**Work to be completed**.
Your reply should be the complete data, reproduced exactly.

Dataset rows describing interfaces:

┌──

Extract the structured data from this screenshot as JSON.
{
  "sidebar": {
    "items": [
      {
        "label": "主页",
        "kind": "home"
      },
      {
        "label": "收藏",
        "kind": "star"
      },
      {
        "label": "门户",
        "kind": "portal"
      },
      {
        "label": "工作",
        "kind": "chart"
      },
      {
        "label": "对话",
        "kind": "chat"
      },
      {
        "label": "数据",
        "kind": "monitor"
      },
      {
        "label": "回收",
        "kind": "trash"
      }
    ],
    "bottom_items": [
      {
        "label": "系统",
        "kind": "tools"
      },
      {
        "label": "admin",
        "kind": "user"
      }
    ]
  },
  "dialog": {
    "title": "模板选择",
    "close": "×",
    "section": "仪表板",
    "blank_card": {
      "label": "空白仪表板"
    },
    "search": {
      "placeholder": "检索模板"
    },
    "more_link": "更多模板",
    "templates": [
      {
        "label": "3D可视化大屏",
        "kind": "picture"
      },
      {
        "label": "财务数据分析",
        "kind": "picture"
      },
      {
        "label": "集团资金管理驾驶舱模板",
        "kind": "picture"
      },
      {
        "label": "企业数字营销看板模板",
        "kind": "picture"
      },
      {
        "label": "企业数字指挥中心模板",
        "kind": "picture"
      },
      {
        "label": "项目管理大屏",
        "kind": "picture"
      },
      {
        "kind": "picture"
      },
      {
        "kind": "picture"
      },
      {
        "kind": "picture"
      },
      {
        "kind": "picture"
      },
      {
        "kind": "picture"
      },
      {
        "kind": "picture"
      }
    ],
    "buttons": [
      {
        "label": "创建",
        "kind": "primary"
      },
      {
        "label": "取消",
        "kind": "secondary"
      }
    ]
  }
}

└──

**Result for this exercise**.
Extract the structured data from this screenshot as JSON.
{
  "sidebar": {
    "items": [
      {
        "label": "主页",
        "kind": "home"
      },
      {
        "label": "收藏",
        "kind": "star"
      },
      {
        "label": "门户",
        "kind": "portal"
      },
      {
        "label": "工作",
        "kind": "chart"
      },
      {
        "label": "对话",
        "kind": "chat"
      },
      {
        "label": "数据",
        "kind": "monitor"
      },
      {
        "label": "回收",
        "kind": "trash"
      }
    ],
    "bottom_items": [
      {
        "label": "系统",
        "kind": "tools"
      },
      {
        "label": "admin",
        "kind": "user"
      }
    ]
  },
  "dialog": {
    "title": "模板选择",
    "close": "×",
    "section": "仪表板",
    "blank_card": {
      "label": "空白仪表板"
    },
    "search": {
      "placeholder": "检索模板"
    },
    "more_link": "更多模板",
    "templates": [
      {
        "label": "3D可视化大屏",
        "kind": "picture"
      },
      {
        "label": "财务数据分析",
        "kind": "picture"
      },
      {
        "label": "集团资金管理驾驶舱模板",
        "kind": "picture"
      },
      {
        "label": "企业数字营销看板模板",
        "kind": "picture"
      },
      {
        "label": "企业数字指挥中心模板",
        "kind": "picture"
      },
      {
        "label": "项目管理大屏",
        "kind": "picture"
      },
      {
        "kind": "picture"
      },
      {
        "kind": "picture"
      },
      {
        "kind": "picture"
      },
      {
        "kind": "picture"
      },
      {
        "kind": "picture"
      },
      {
        "kind": "picture"
      }
    ],
    "buttons": [
      {
        "label": "创建",
        "kind": "primary"
      },
      {
        "label": "取消",
        "kind": "secondary"
      }
    ]
  }
}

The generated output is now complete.